● **TASK REQUIREMENTS**
A single number is required: how many lines below include the string "Control".

● **INFORMATION**

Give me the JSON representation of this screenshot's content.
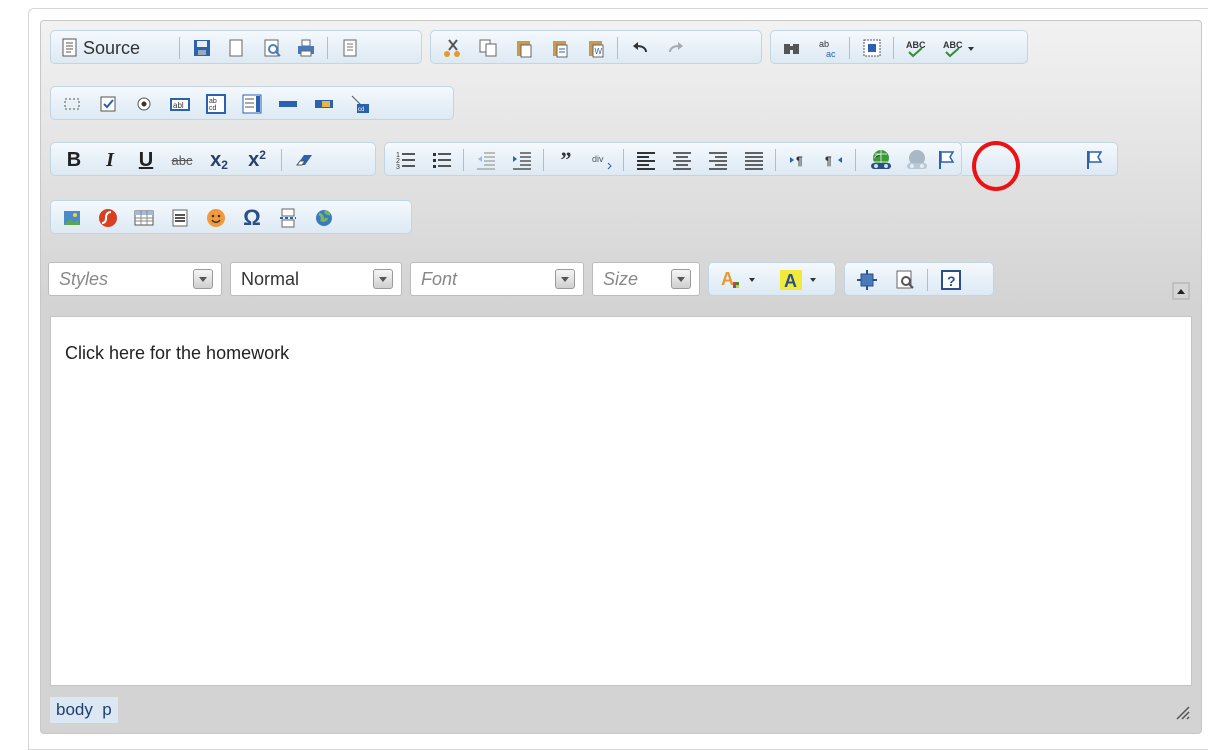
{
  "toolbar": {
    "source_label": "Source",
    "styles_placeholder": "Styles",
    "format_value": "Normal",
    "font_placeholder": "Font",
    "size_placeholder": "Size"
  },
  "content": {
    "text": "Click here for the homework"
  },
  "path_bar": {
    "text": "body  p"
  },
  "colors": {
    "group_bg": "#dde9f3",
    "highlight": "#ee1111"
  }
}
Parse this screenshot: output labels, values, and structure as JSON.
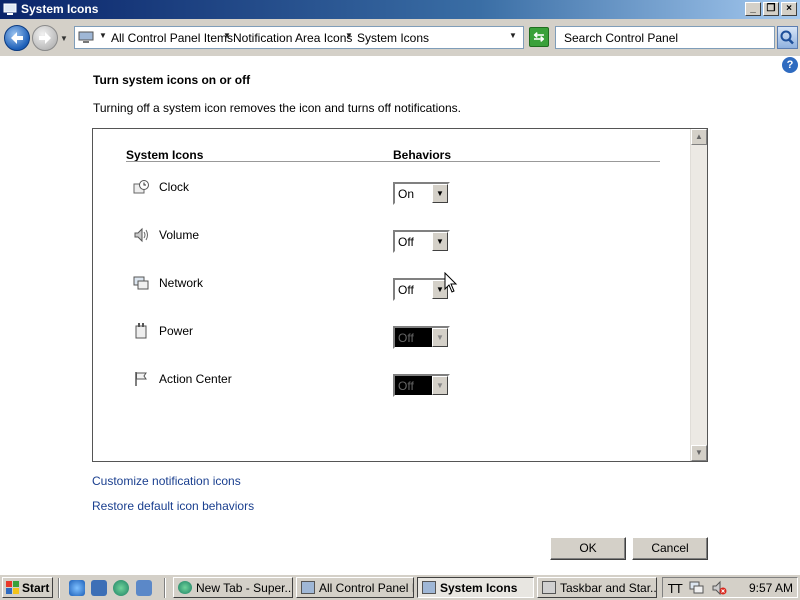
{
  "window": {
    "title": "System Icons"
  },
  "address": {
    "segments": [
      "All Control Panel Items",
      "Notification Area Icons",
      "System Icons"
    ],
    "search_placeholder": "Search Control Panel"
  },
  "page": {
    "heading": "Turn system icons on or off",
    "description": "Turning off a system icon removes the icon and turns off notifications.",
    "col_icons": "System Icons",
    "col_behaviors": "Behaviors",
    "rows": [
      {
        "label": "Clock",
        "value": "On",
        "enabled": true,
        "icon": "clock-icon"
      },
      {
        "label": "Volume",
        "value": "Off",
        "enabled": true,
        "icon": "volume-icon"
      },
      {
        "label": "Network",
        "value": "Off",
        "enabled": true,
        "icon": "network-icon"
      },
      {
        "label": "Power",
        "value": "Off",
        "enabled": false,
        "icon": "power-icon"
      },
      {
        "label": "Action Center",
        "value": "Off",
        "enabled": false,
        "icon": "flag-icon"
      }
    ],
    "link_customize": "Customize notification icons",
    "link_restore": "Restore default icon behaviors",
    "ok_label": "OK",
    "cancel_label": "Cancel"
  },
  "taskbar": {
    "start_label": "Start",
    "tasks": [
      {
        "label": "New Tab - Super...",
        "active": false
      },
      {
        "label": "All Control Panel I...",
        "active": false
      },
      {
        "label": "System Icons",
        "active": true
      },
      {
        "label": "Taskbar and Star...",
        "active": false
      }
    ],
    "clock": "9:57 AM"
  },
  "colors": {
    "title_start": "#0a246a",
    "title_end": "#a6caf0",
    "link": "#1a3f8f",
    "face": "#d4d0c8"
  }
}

● **RESULT OF THIS TASK**
3